*** Opening Data for review ***
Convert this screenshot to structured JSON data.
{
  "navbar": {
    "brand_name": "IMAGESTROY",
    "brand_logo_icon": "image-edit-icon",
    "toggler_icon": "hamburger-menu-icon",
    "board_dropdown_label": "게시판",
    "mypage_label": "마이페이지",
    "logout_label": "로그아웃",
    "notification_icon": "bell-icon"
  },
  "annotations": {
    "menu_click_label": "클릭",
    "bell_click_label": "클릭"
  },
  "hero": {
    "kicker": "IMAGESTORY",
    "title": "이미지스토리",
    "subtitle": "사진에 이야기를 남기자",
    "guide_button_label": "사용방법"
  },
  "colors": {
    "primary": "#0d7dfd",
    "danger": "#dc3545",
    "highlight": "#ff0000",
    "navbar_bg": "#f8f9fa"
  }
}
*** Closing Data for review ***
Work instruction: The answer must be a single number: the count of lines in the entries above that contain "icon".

Exercise response: 3